PROVIDED DATA →

--- --- ---

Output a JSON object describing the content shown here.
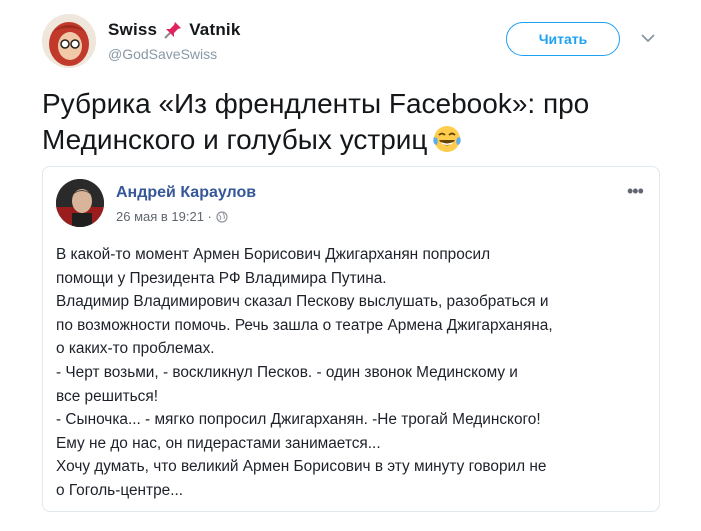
{
  "author": {
    "name_left": "Swiss",
    "name_right": "Vatnik",
    "handle": "@GodSaveSwiss",
    "name_icon": "pushpin-icon"
  },
  "follow_button": "Читать",
  "tweet": {
    "line1": "Рубрика «Из френдленты Facebook»: про",
    "line2": "Мединского и голубых устриц",
    "emoji": "laughing-tears-emoji"
  },
  "card": {
    "name": "Андрей Караулов",
    "date": "26 мая в 19:21 ·",
    "privacy_icon": "globe-icon",
    "menu_icon": "more-dots-icon",
    "lines": [
      "В какой-то момент Армен Борисович Джигарханян попросил",
      "помощи у Президента РФ Владимира Путина.",
      "Владимир Владимирович сказал Пескову выслушать, разобраться и",
      "по возможности помочь. Речь зашла о театре Армена Джигарханяна,",
      "о каких-то проблемах.",
      "- Черт возьми, - воскликнул Песков. - один звонок Мединскому и",
      "все решиться!",
      "- Сыночка... - мягко попросил Джигарханян. -Не трогай Мединского!",
      "Ему не до нас, он пидерастами занимается...",
      "Хочу думать, что великий Армен Борисович в эту минуту говорил не",
      "о Гоголь-центре..."
    ]
  },
  "colors": {
    "follow_blue": "#1da1f2",
    "fb_name_blue": "#365899",
    "handle_gray": "#8899a6"
  }
}
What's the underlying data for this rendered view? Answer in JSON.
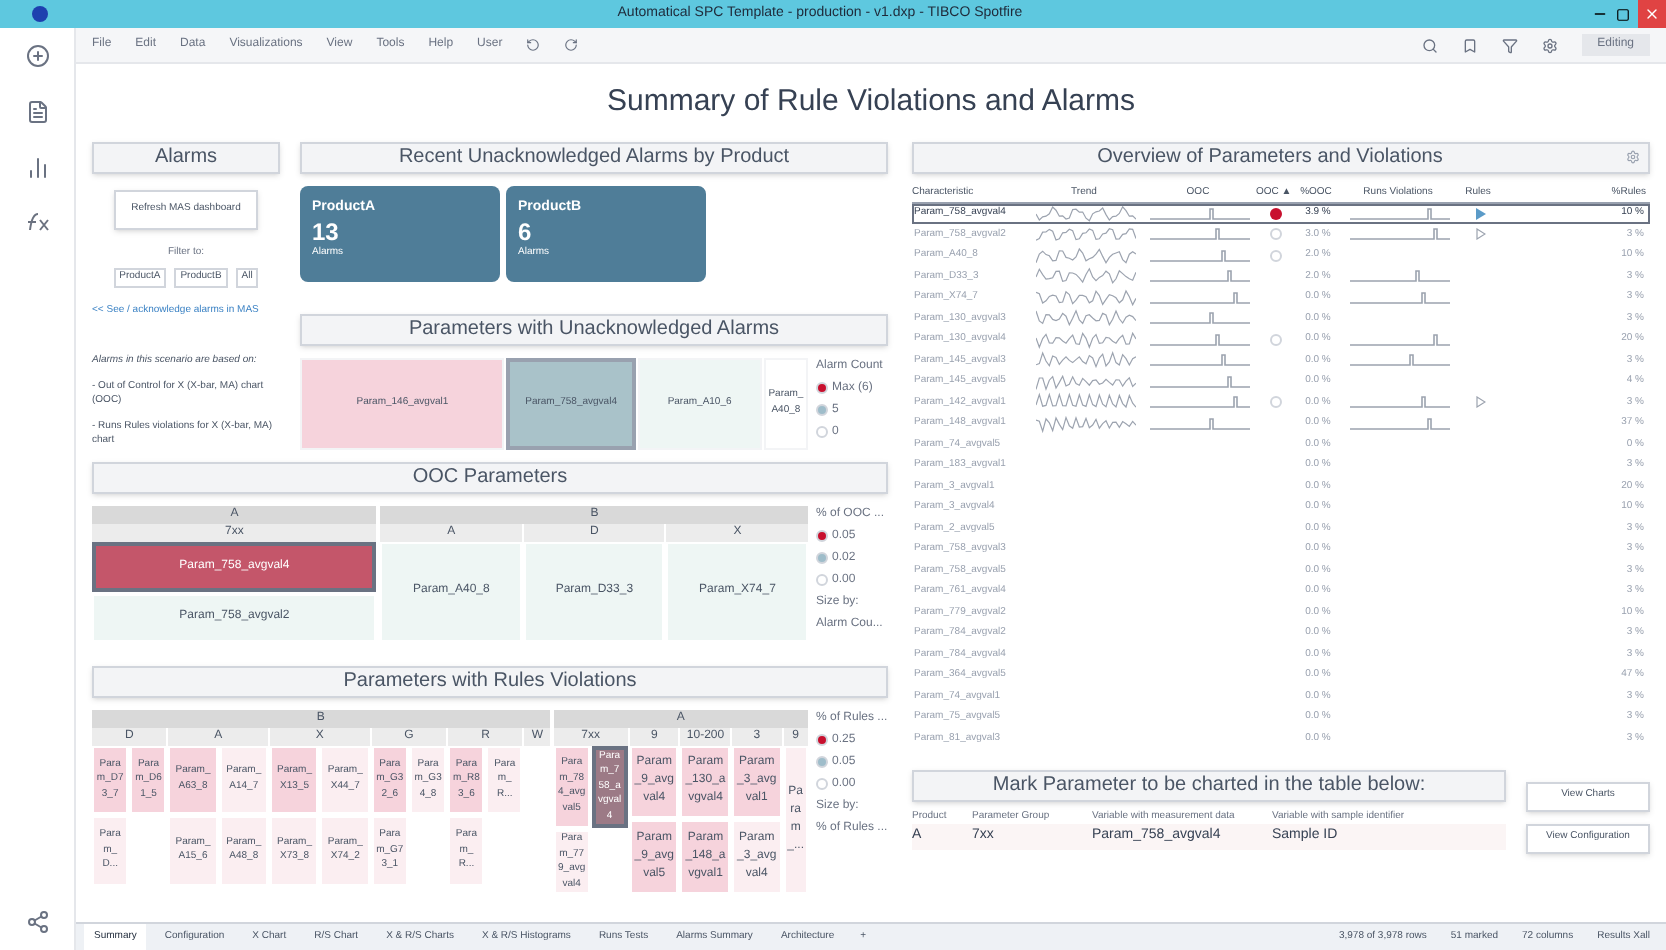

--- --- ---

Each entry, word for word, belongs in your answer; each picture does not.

Output a JSON object describing the content shown here.
{
  "author": {
    "name_left": "Swiss",
    "name_right": "Vatnik",
    "handle": "@GodSaveSwiss",
    "name_icon": "pushpin-icon"
  },
  "follow_button": "Читать",
  "tweet": {
    "line1": "Рубрика «Из френдленты Facebook»: про",
    "line2": "Мединского и голубых устриц",
    "emoji": "laughing-tears-emoji"
  },
  "card": {
    "name": "Андрей Караулов",
    "date": "26 мая в 19:21 ·",
    "privacy_icon": "globe-icon",
    "menu_icon": "more-dots-icon",
    "lines": [
      "В какой-то момент Армен Борисович Джигарханян попросил",
      "помощи у Президента РФ Владимира Путина.",
      "Владимир Владимирович сказал Пескову выслушать, разобраться и",
      "по возможности помочь. Речь зашла о театре Армена Джигарханяна,",
      "о каких-то проблемах.",
      "- Черт возьми, - воскликнул Песков. - один звонок Мединскому и",
      "все решиться!",
      "- Сыночка... - мягко попросил Джигарханян. -Не трогай Мединского!",
      "Ему не до нас, он пидерастами занимается...",
      "Хочу думать, что великий Армен Борисович в эту минуту говорил не",
      "о Гоголь-центре..."
    ]
  },
  "colors": {
    "follow_blue": "#1da1f2",
    "fb_name_blue": "#365899",
    "handle_gray": "#8899a6"
  }
}
What's the underlying data for this rendered view? Answer in JSON.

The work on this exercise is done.